While Congress has fortunately acted to extend some of these flexibilities, others are expected to end absent further announcements by CMS or actions by Congress. Below are a number of impacts WHA is tracking.
- Medicare Telehealth & Hospital at Home Flexibilities already extended through 2024 – Due to Congress passing and President Biden signing legislation last December, two key flexibilities that WHA made advocacy priorities and that will continue after the PHE ends are Medicare telehealth coverage and the Acute Hospital Care at Home program. These will continue through at least the end of 2024.
- Medicare Blanket Waiver Flexibilities slated to end – The Medicare blanket waivers authorized by CMS were contingent on the PHE and without further action by Congress and/or announcements by CMS, these flexibilities are expected to end. WHA was out in Washington DC in early December urging Congress to extend a number of these flexibilities that members have told us are critical while hospitals continue to experience extreme workforce shortages.
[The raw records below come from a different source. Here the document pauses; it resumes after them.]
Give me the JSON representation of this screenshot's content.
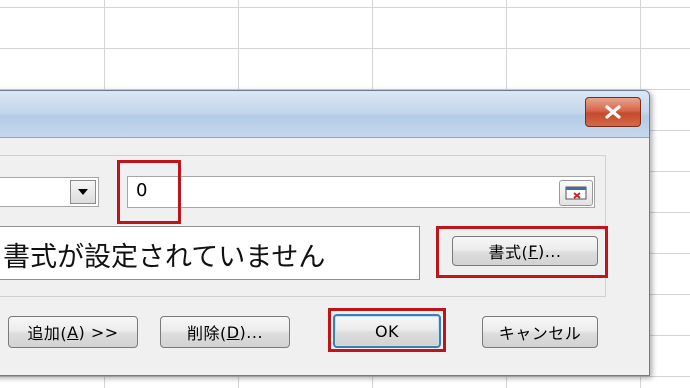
{
  "spreadsheet": {
    "grid": "visible"
  },
  "dialog": {
    "close_icon": "close-icon",
    "condition": {
      "operator_dropdown_icon": "chevron-down-icon",
      "value": "0",
      "range_select_icon": "collapse-dialog-icon"
    },
    "preview_text": "書式が設定されていません",
    "format_button": {
      "label_pre": "書式(",
      "accel": "F",
      "label_post": ")..."
    },
    "add_button": {
      "label_pre": "追加(",
      "accel": "A",
      "label_post": ") >>"
    },
    "delete_button": {
      "label_pre": "削除(",
      "accel": "D",
      "label_post": ")..."
    },
    "ok_label": "OK",
    "cancel_label": "キャンセル"
  },
  "colors": {
    "highlight": "#c0141b",
    "close_button": "#c44a2c",
    "titlebar": "#c4d7ec"
  }
}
While the telehealth and hospital at home flexibilities have been extended we are still advocating for an extension of the 96-hour CAH rule and 3-day prior hospitalization for SNF coverage.
- Non-blanket waivers and other flexibilities – In addition to the blanket waivers that did not require specific approval, CMS and Wisconsin Department of Health Services (DHS) approved waivers and provided other flexibilities to individual hospitals during the PHE.
- Hospitals may wish to review any individual waivers or flexibilities they have been granted to understand whether they are tied to the PHE.
- WHA asked the Wisconsin DHS Division of Quality Assurance (DQA) for more information about the PHE-related flexibilities and other parts of their unwinding process. DQA has responded that they will soon be developing communication/guidance related to the memos and flexibilities that will no longer be in effect after the PHE ends.
In addition to the flexibilities discussed above, there are additional provisions that have at one point in time been tied to the PHE, but are no longer. These include:
- Medicaid Enrollment and Federal Matching Funds – In the aforementioned December 2022 omnibus legislation, Congress decoupled Medicaid continuous enrollment and enhanced federal match rates from the PHE. Continuous enrollment is set to end on March 31, 2023, and the enhanced federal Medicaid match the state receives to fund this will phase down through December 2023. DHS has been working on its plans for re-processing Medicaid eligibility. This will happen over the course of 12 months, with the first renewals expected to be due in June 2023.
- Most Wisconsin 2021 Act 10 licenses are not affected. It’s important to remember that the 2021 Act 10 licensure process which allows health care practitioners in good standing from other states to begin practicing in Wisconsin while DSPS processes their regular license is a permanent statutory change not contingent on the PHE. Only those practitioners who have NOT applied for a Wisconsin license will be affected by changes to the federal emergency declaration.
CMS maintains a hospital fact sheet on its website
which includes more information on waivers, coverage, Medicare payments, and other policies that may be impacted by the ending of the PHE. WHA will continue to be in close contact with federal and state officials to pass along more information about the unwinding of the PHE as information becomes available.
Contact WHA Vice President of Federal and State Relations Jon Hoelter